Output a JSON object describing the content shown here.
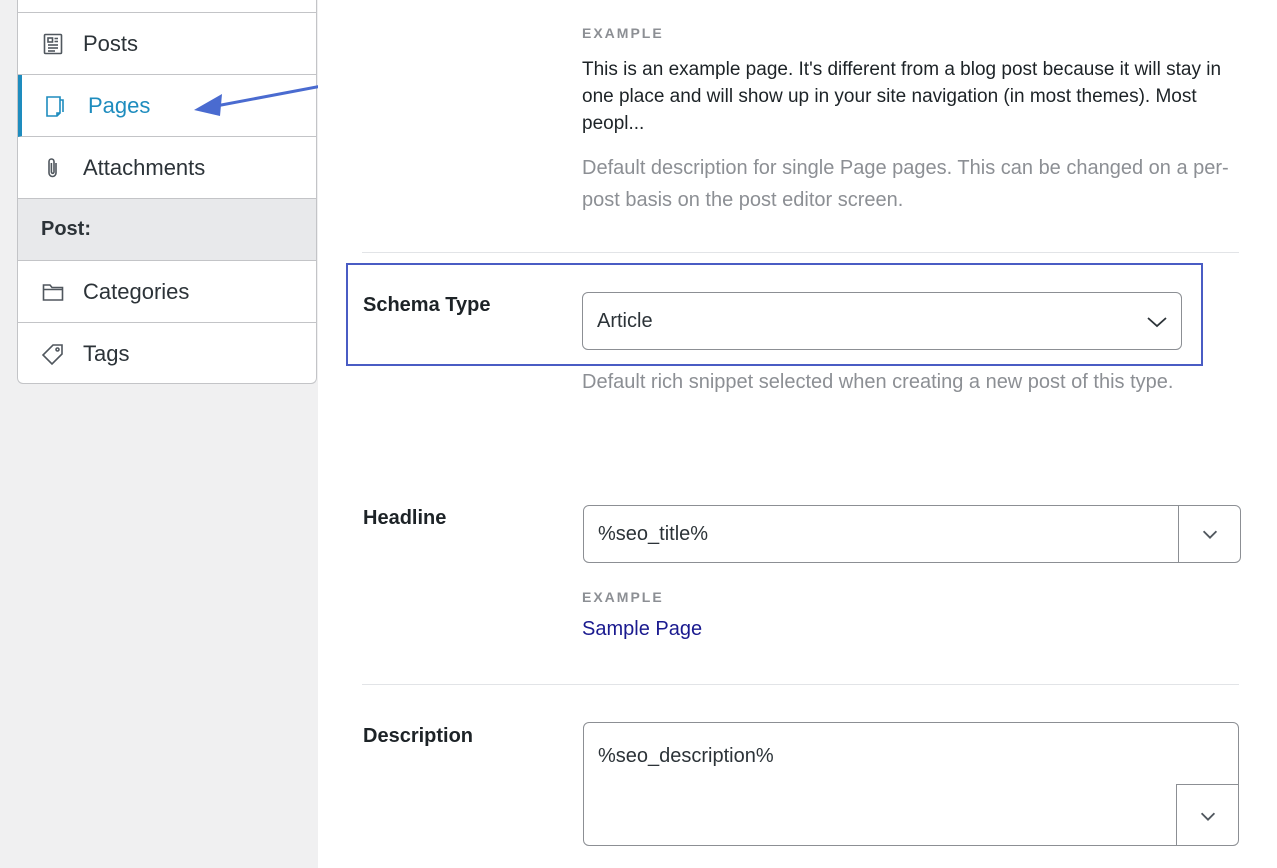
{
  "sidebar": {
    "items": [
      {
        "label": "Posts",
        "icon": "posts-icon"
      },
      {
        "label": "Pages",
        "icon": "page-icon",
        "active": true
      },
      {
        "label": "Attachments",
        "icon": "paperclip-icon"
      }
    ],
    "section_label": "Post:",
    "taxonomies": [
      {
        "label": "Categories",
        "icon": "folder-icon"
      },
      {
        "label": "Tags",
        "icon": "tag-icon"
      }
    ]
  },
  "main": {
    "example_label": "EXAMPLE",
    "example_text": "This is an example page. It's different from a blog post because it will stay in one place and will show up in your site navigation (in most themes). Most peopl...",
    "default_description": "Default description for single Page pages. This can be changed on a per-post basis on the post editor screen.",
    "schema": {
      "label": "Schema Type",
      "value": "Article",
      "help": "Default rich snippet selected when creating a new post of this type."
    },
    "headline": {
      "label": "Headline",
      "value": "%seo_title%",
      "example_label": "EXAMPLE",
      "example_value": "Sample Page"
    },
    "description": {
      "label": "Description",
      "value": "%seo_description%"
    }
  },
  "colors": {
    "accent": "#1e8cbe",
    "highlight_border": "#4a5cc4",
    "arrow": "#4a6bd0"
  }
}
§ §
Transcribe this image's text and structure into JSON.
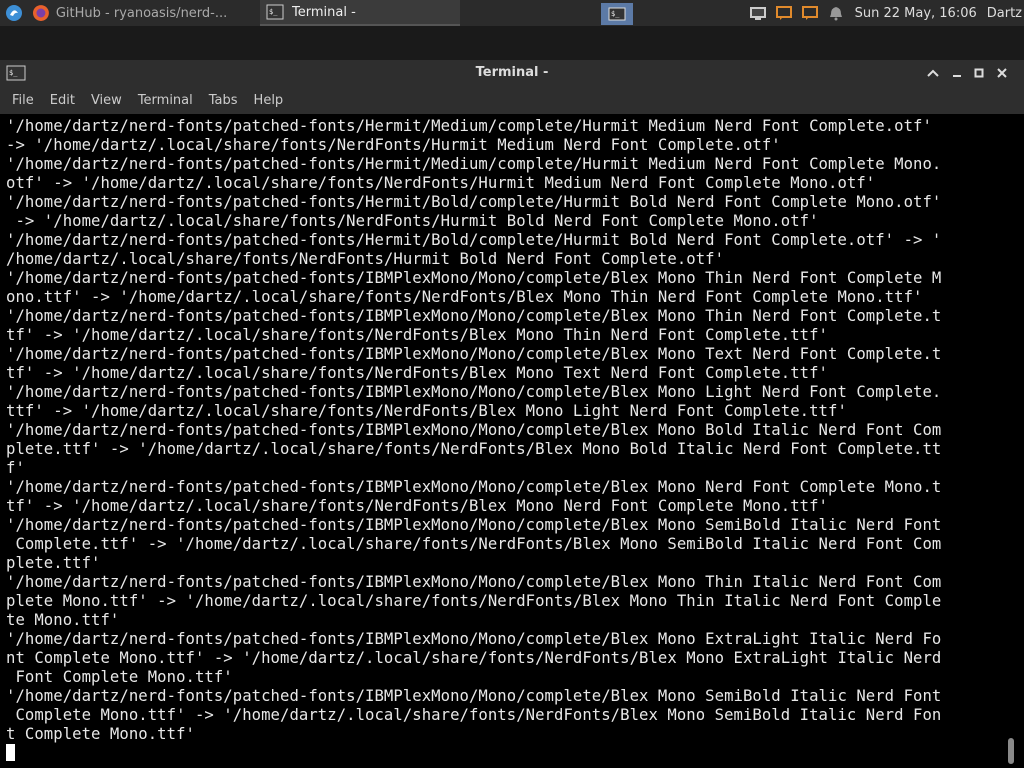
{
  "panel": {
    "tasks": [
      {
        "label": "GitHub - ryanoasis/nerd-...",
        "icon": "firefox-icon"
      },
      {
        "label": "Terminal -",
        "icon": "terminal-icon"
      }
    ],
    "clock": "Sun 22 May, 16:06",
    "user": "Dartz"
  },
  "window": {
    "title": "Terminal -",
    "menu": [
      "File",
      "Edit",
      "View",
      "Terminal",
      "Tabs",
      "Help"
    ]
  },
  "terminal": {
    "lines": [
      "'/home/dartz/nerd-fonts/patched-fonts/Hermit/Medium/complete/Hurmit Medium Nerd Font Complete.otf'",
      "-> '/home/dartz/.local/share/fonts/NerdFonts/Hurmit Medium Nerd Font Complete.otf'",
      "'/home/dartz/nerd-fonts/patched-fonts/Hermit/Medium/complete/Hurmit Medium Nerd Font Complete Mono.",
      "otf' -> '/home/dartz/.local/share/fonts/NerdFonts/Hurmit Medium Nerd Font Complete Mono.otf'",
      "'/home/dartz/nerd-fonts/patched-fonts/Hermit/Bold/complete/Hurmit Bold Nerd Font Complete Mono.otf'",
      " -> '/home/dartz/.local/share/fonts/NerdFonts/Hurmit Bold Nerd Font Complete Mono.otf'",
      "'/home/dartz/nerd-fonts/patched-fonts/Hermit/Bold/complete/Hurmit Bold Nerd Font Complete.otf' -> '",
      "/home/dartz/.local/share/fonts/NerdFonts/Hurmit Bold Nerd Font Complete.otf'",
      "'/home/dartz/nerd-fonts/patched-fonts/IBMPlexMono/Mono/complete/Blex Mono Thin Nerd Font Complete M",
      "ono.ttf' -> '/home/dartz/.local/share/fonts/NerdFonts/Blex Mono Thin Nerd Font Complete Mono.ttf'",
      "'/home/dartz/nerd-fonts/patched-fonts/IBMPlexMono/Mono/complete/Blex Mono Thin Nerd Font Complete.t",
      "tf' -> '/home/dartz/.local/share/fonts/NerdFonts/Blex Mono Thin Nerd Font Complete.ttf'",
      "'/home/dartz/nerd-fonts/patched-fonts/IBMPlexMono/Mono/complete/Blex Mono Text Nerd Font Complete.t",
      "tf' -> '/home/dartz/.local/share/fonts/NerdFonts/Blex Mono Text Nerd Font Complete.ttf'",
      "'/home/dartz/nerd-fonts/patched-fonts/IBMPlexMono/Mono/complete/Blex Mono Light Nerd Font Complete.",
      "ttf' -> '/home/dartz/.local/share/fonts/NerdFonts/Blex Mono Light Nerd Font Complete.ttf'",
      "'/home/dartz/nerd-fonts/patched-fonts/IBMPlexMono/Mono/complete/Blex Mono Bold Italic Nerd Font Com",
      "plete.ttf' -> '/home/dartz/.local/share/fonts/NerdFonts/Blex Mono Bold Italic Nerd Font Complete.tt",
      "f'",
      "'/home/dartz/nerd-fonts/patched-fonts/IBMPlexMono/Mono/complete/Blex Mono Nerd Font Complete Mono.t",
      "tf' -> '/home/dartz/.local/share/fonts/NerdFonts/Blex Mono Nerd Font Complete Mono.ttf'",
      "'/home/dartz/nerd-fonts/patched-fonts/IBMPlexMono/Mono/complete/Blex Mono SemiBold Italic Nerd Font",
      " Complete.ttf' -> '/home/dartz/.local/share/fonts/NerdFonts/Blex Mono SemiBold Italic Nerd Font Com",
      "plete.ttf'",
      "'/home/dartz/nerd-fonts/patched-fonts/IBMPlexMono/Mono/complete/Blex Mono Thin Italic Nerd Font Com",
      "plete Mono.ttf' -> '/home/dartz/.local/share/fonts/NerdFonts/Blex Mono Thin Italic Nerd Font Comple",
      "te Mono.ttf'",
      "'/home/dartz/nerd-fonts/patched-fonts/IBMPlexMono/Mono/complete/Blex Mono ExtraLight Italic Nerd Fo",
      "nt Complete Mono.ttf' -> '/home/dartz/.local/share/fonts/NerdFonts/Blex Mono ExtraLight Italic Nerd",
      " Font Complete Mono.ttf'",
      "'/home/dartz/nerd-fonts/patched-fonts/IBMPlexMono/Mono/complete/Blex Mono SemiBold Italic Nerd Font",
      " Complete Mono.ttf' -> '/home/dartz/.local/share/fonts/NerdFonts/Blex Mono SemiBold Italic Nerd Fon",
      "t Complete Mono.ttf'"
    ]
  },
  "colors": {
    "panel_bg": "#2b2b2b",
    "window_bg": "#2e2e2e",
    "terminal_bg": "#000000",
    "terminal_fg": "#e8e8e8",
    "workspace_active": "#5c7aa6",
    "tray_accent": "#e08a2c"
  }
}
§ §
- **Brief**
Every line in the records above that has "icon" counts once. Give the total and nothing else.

- **Task solution**
7